Federal Reserve policymakers appeared reticent to make any quick move toward increasing interest rates, the minutes of the Fed's January meeting showed Wednesday.
Many members of the Federal Open Market Committee were concerned about the absence of inflationary pressure, and thought the US central bank could afford to move slowly toward a rate increase, the minutes show.
With the benchmark fed funds rate at the zero level since the end of 2008, the discussion at the FOMC's January 27-28 policy meeting showed the body was still focused on raising the rate -- "normalizing" monetary policy -- in the near term.
But with inflation continuing to fall away from its 2.0 percent target, the US labor market still showing slack, and economies in Europe and Asia mired in troubles, many of the policymakers showed they were content to wait.

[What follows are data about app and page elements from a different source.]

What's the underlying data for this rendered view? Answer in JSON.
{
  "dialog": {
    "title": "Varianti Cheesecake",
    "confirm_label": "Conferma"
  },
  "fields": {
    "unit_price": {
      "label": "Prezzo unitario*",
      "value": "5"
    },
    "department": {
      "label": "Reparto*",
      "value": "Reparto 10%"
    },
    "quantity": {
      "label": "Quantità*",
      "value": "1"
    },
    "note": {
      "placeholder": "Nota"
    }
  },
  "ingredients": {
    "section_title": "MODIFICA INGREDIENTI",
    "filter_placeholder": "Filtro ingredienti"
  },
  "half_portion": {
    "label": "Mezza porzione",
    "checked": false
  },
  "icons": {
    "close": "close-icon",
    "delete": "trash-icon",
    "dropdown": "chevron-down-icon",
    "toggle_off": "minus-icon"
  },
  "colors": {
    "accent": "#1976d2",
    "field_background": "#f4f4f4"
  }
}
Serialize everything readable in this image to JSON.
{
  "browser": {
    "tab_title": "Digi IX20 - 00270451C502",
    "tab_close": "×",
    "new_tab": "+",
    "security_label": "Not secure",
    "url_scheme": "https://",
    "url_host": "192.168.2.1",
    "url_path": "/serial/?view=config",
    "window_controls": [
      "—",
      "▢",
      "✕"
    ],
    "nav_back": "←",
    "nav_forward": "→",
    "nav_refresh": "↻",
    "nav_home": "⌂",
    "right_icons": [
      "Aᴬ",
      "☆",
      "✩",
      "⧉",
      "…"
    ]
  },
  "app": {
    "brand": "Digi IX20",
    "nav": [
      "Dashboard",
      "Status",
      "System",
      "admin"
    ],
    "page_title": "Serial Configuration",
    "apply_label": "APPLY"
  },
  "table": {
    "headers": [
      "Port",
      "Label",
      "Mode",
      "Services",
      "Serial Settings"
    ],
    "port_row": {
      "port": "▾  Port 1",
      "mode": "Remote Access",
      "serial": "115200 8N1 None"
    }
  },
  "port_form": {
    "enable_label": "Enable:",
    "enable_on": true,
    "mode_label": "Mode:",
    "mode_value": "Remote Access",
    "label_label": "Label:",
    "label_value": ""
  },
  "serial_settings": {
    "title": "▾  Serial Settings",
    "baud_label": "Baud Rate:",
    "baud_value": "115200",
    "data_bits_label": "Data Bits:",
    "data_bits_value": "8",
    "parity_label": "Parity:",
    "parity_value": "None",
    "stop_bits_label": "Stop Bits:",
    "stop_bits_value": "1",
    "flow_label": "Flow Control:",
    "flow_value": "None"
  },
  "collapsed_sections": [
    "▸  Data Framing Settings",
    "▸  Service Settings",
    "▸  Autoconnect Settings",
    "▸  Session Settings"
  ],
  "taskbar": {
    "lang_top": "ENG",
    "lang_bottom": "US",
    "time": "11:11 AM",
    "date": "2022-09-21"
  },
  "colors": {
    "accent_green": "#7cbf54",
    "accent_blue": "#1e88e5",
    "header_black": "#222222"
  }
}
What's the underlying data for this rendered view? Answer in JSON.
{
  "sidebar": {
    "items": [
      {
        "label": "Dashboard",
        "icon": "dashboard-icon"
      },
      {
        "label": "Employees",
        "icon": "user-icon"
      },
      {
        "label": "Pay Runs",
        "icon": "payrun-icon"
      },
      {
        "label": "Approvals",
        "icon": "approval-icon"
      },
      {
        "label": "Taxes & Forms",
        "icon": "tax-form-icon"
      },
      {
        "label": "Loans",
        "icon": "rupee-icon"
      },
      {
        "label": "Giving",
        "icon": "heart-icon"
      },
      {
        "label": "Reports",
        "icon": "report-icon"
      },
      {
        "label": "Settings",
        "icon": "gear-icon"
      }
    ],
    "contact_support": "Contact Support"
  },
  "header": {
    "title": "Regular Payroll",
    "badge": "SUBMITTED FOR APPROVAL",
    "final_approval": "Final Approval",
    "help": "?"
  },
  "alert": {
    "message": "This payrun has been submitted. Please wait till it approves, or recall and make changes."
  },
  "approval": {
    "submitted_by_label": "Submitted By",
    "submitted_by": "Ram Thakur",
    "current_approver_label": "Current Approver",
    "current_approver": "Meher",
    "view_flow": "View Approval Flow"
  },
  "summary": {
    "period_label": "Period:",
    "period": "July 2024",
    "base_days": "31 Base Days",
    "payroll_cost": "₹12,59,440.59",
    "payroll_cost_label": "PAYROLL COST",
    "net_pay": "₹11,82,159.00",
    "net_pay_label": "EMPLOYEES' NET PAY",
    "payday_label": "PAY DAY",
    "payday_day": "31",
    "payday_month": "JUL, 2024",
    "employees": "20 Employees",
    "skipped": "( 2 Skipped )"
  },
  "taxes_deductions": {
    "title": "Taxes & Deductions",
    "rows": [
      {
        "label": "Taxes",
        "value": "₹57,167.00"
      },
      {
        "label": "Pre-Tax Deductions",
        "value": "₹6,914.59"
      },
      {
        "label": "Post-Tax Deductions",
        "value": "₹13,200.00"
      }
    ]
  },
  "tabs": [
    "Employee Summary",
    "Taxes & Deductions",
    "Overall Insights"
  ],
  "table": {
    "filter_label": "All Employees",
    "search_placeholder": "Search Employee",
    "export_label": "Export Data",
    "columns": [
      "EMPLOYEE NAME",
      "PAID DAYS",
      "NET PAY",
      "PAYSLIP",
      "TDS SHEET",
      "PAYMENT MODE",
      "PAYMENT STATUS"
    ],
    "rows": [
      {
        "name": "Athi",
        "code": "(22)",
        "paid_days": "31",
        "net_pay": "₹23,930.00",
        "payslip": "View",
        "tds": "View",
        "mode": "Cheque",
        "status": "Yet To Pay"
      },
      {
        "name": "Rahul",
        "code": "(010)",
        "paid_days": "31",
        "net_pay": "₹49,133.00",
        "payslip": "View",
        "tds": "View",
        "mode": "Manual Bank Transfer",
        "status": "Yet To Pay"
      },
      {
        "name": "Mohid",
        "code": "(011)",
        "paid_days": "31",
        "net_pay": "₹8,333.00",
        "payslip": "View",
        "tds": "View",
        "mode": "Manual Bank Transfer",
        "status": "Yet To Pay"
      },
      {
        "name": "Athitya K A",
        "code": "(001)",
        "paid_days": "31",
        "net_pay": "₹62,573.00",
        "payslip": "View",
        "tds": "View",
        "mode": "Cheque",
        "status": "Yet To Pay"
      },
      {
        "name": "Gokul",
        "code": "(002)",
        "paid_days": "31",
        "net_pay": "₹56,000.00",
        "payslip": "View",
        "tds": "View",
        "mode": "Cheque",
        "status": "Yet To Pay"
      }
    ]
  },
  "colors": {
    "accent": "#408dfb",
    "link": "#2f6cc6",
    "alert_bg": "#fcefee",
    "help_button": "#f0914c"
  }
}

"Many" of the meeting's participants indicated that the environment "had inclined them toward keeping the federal funds rate at its effective lower bound for a longer time," the minutes said.
Moreover, "many participants observed that a premature increase in rates might damp the apparent solid recovery in real activity and labor market conditions."